■ **EXERCISE**: Please show all lines of the records that include "underlying".

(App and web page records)
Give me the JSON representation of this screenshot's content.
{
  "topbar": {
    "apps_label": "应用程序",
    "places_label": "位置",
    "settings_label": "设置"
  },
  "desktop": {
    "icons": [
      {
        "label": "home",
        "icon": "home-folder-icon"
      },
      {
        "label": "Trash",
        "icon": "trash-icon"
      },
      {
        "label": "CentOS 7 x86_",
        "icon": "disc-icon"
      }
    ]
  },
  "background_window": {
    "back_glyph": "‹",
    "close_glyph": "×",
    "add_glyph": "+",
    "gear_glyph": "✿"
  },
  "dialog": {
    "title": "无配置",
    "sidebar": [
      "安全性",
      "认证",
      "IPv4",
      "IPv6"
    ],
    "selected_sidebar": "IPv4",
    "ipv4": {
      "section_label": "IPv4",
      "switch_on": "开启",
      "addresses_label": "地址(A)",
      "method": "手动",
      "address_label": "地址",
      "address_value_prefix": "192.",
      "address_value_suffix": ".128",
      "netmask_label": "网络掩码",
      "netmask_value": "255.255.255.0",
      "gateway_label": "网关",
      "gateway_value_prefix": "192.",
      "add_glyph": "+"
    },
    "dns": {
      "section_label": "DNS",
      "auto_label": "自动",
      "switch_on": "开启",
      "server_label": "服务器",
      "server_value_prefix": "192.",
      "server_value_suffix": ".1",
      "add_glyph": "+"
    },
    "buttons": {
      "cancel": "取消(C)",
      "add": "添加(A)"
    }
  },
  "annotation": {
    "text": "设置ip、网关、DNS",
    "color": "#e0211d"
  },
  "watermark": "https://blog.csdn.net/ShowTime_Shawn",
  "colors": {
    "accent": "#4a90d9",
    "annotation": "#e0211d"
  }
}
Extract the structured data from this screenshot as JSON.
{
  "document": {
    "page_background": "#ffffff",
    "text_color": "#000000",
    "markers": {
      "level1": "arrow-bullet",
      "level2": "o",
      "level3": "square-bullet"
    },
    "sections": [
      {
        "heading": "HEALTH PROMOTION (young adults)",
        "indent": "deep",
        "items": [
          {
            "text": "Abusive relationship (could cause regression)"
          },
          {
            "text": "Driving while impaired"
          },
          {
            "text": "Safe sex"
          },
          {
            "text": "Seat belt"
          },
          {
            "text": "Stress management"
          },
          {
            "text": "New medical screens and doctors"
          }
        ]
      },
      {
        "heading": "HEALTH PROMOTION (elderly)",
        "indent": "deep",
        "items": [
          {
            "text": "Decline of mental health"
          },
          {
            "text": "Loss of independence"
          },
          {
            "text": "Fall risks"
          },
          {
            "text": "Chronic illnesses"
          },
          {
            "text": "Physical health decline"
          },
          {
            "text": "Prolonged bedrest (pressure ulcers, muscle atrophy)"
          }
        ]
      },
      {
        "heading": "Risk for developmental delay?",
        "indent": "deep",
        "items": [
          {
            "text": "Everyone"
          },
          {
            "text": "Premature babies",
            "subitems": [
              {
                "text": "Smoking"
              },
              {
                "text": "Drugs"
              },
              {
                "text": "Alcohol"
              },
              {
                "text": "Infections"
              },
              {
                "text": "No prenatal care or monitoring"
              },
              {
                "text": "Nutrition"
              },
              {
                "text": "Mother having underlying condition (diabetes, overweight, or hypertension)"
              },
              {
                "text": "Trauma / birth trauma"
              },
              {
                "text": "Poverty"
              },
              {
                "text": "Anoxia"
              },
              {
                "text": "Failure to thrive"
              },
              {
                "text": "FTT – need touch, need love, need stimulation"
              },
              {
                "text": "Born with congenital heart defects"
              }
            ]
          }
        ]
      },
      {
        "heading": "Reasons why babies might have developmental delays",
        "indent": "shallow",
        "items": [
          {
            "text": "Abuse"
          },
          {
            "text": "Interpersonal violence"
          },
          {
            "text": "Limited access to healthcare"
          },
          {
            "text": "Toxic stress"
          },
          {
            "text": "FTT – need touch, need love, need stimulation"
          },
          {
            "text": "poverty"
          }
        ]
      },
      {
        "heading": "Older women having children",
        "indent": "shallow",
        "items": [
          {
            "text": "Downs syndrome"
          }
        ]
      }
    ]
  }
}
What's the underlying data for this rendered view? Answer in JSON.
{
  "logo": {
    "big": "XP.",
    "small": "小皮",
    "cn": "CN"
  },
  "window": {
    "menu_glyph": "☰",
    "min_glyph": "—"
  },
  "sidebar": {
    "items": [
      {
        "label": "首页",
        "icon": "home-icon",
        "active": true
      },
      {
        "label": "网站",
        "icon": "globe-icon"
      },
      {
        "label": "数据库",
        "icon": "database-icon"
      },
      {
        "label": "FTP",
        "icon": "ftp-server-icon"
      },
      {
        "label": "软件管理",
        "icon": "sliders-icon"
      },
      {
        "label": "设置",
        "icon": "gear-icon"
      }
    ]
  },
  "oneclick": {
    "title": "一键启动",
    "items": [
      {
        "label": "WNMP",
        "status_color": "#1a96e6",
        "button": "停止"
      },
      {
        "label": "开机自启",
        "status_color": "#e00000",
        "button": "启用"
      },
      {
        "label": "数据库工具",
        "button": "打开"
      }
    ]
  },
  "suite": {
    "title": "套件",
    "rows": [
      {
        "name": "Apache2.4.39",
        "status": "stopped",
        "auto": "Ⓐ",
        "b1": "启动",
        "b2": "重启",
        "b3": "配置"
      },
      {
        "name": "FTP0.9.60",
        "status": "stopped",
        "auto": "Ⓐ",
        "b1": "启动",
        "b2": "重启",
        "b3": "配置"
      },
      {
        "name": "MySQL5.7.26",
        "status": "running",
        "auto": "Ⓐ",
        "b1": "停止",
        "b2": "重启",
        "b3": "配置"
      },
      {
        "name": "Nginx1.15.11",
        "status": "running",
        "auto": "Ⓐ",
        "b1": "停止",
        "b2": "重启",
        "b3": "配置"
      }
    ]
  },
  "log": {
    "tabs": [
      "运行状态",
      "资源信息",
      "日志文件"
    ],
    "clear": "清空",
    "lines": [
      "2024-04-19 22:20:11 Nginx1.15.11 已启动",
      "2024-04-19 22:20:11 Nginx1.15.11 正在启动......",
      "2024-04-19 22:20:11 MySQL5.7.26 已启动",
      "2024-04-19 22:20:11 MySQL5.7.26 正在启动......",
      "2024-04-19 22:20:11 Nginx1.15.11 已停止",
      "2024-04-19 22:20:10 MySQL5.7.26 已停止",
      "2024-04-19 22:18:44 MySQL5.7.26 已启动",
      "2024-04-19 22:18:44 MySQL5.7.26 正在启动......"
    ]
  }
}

■ **TASK ANSWER**:
                "text": "Mother having underlying condition (diabetes, overweight, or hypertension)"
What's the underlying data for this rendered view? Answer in JSON.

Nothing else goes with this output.